In a Polish-language pre-recorded message for the museum’s opening, Segal thanked the families who saved him in that “critical time.” Speaking in Israel, he said he has lived to have three children, 14 grandchildren and eight great-grandchildren.
Prayers were said and wreaths were laid also at the Markowa cemetery where the Ulma family is buried, and a brief ceremony remembering the Jewish and the Polish victims was held at the synagogue in the region’s main town of Lancut.
Nazi police stormed the Ulma house in the early hours of March 24, 1944. They first shot the Jews, hiding in the attic, and then they rushed the Ulmas from the house and shot Jozef and Wiktoria, and later also their children: three boys and three girls. The bodies were dumped in a hole near the house and after the war were buried at the Jagiella and Markowa cemeteries. Wladyslaw Les, a local Polish policeman who collaborated with the Nazis, allegedly brought Nazi police to the house.

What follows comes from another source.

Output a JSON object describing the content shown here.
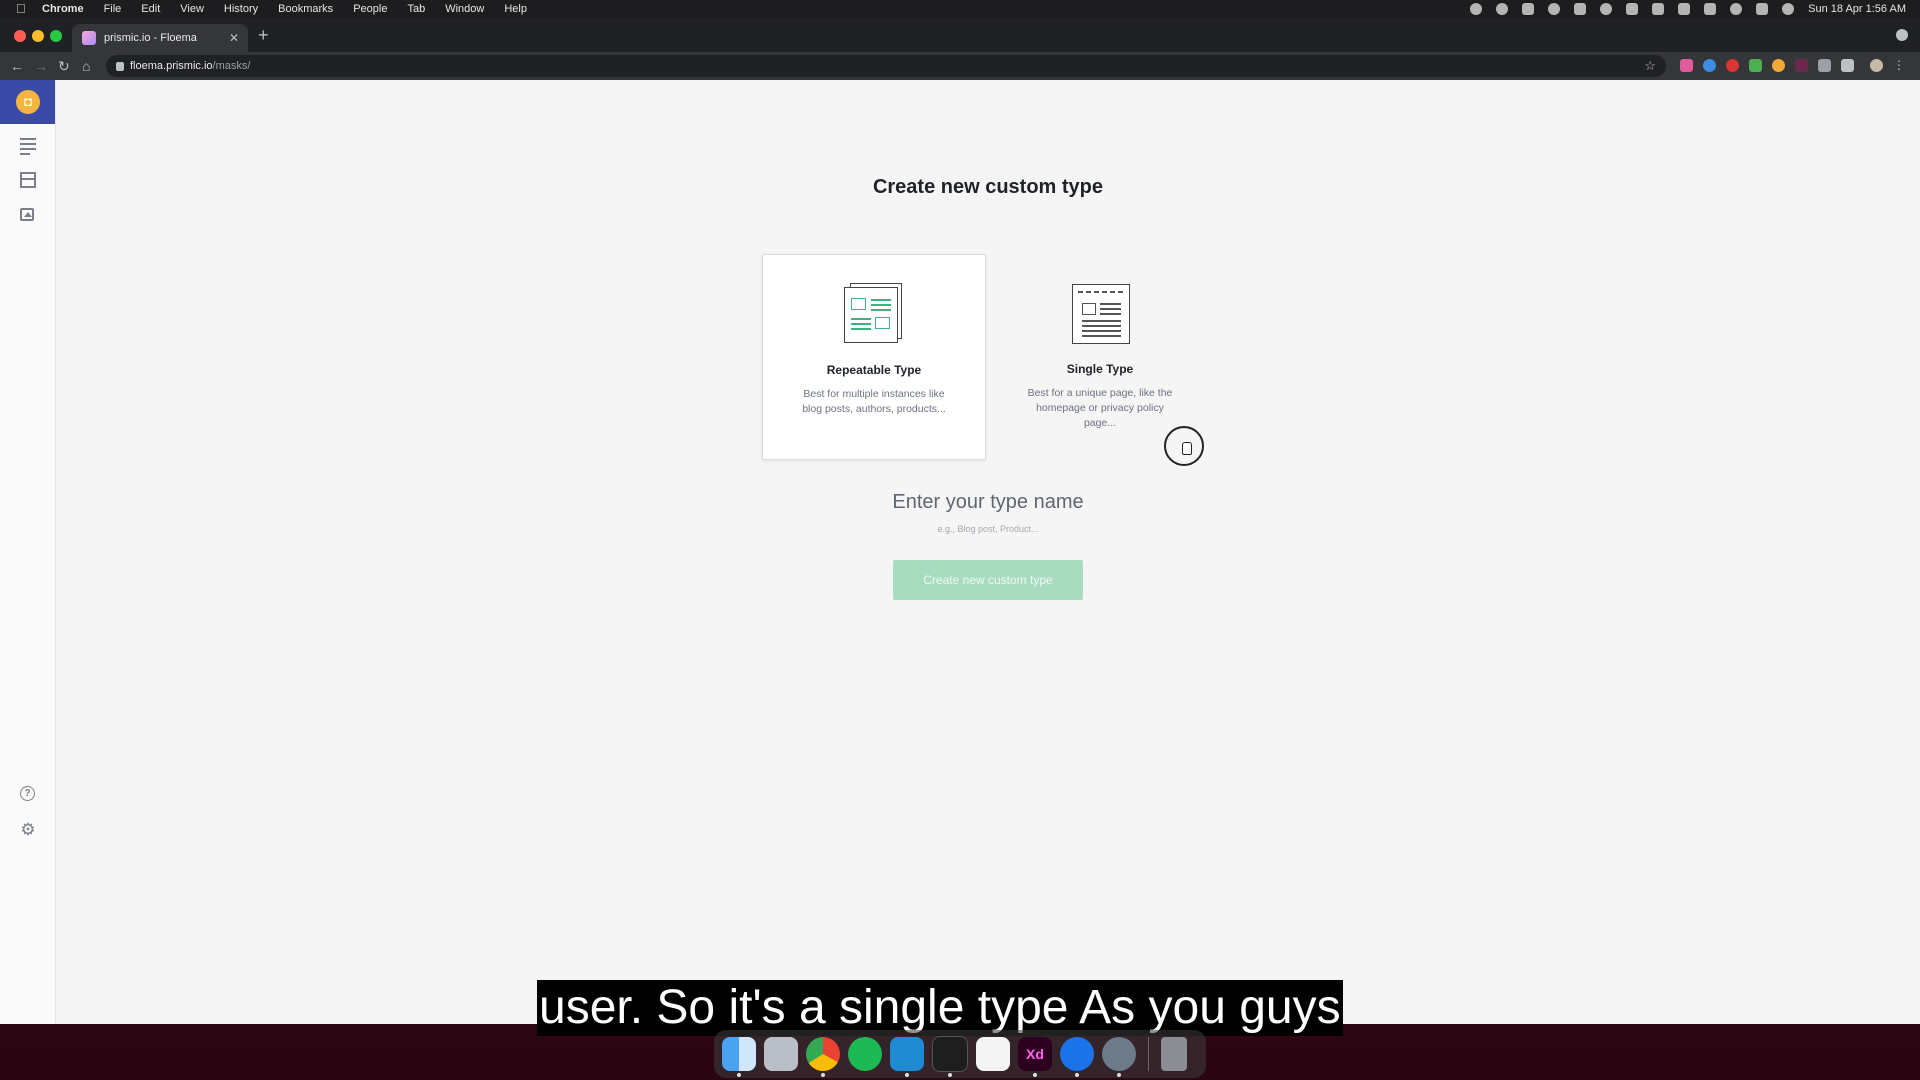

He was later executed by the Polish resistance movement in September 1944.
Israel’s Holocaust remembrance institute, Yad Vashem, has bestowed the title of Righteous Among the Nations on around 6,600 Poles who saved Jews during the Holocaust — more than any other nationality.
It is estimated that between 1,000 and 1,500 Poles were killed for defying German decrees of 1941 and 1942 that banned any aid for Jews.
The museum was an initiative of regional authorities but supported by the national government and cost some 8 million zlotys ($2 million; 1.9 million euros). It focuses largely on the fate of the Ulmas, but is also meant as a way to honor and remember all of the Poles who died helping Jews.
“We Poles may be proud that among us were those who were not afraid to help others, even at the price of their life, who were true heroes,” Duda said during the opening ceremony, but noted that alongside heroic gestures there was also meanness, like in the case of Wladyslaw Les.
“Let this museum be a warning against hatred, contempt and cruelty.”
In 1995, Yad Vashem bestowed the title of Righteous Among the Nations on the Ulmas. Yad Vashem said the Ulma family “has become a symbol of Polish sacrifice and martyrdom during the German occupation.”
About 3.5 million Jews, or 10 percent of the country’s population, lived in Poland before World War II. Most of them were killed in the Holocaust that the occupying Nazi Germans organized on Polish soil.
In 1942, Poland’s resistance organized a clandestine group, “Zegota,” dedicated to saving Jews. They forged documents that allowed Aryan-looking Jews to pass for Christians and get jobs.
They also found hiding places for Jews, supplied them with food and money, and smuggled children out from ghettos, placing them with Polish families or with nuns under Polish names. Many of the Jews kept their Polish names after the war. That effort was separate from the one undertaken by individual farmer families, like the Ulma or Baranek families.